Coco Crisp gave the Indians their first two runs with a two-run home run in the second inning off of starter Buck Farmer. The Tigers would promptly tie the game on a two-run homer by J.D. Martinez in the bottom half of the inning.

In the fifth, an RBI double by Jason Kipnis and a sacrifice fly by Mike Napoli put the Tribe back on top 4-2. The Tigers answered once again with a Miguel Cabrera RBI single in the bottom half to make it 4-3.

Roberto Perez homered for the Indians in the top of the top of the seventh, and Cabrera answered with another RBI single in the bottom half to keep it within one run at 5-4.

The Indians tacked on another insurance run in the eighth on three consecutive two-out singles by Crisp, Rajai Davis, and Perez. Carlos Santana then hit what should have been the final out of the eighth inning, but J.D. Martinez botched the catch, allowing the Indians’ seventh run to score.

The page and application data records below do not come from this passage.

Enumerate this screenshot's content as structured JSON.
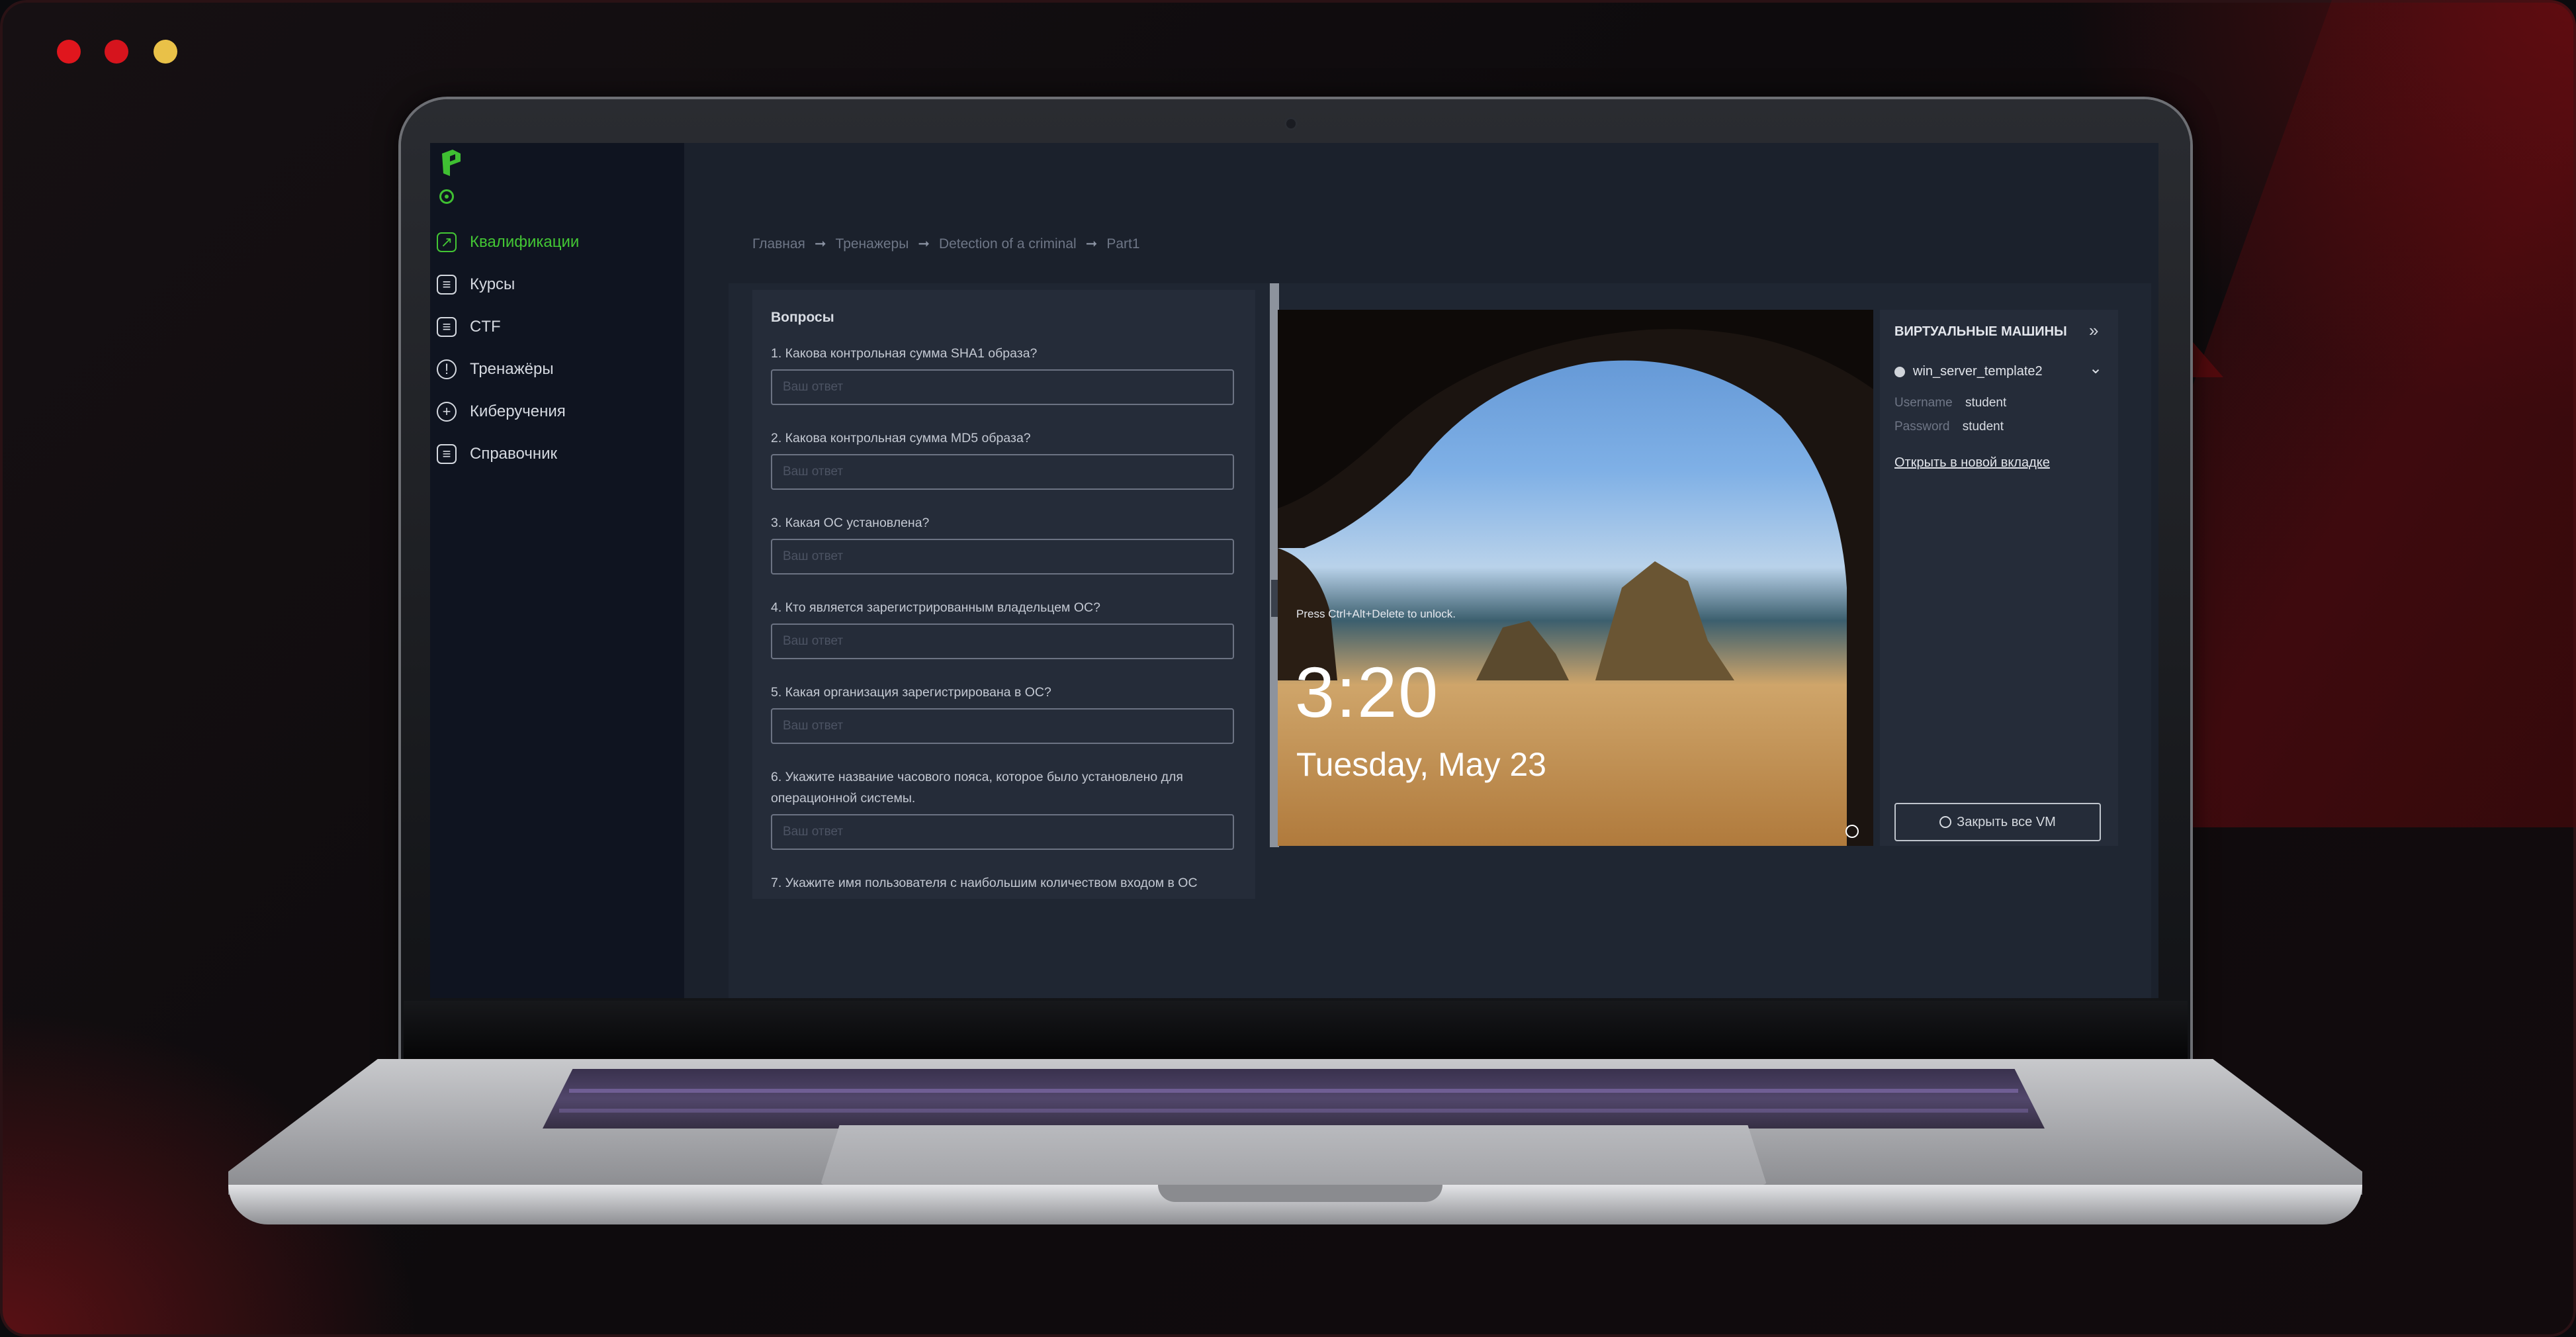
{
  "sidebar": {
    "items": [
      {
        "label": "Квалификации",
        "icon": "chart-icon",
        "active": true
      },
      {
        "label": "Курсы",
        "icon": "list-icon"
      },
      {
        "label": "CTF",
        "icon": "flag-icon"
      },
      {
        "label": "Тренажёры",
        "icon": "shield-icon"
      },
      {
        "label": "Киберучения",
        "icon": "target-icon"
      },
      {
        "label": "Справочник",
        "icon": "book-icon"
      }
    ]
  },
  "breadcrumb": [
    "Главная",
    "Тренажеры",
    "Detection of a criminal",
    "Part1"
  ],
  "questions": {
    "title": "Вопросы",
    "placeholder": "Ваш ответ",
    "items": [
      "1. Какова контрольная сумма SHA1 образа?",
      "2. Какова контрольная сумма MD5 образа?",
      "3. Какая ОС установлена?",
      "4. Кто является зарегистрированным владельцем ОС?",
      "5. Какая организация зарегистрирована в ОС?",
      "6. Укажите название часового пояса, которое было установлено для операционной системы.",
      "7. Укажите имя пользователя с наибольшим количеством входом в ОС"
    ]
  },
  "vm_screen": {
    "hint": "Press Ctrl+Alt+Delete to unlock.",
    "time": "3:20",
    "date": "Tuesday, May 23"
  },
  "vm_panel": {
    "title": "ВИРТУАЛЬНЫЕ МАШИНЫ",
    "vm_name": "win_server_template2",
    "username_label": "Username",
    "username": "student",
    "password_label": "Password",
    "password": "student",
    "open_link": "Открыть в новой вкладке",
    "close_all": "Закрыть все VM"
  },
  "colors": {
    "accent": "#43c634",
    "sidebar_bg": "#0f1420",
    "main_bg": "#1b212c"
  }
}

Cody Allen shut the Tigers down in the bottom of the ninth, protecting the 7-4 lead for his 30th save of the season.

The last time the Indians won the AL Central, their starting lineup featured a 28-year-old Victor Martinez, a 25-year-old Jhonny Peralta, a 24-year-old Grady Sizemore, and a 26-year-old CC Sabathia. It’s been a long time.

The American League playoff picture still isn’t set yet, so the Indians will be intently watching the final week of the season to see who will be their playoff opponent.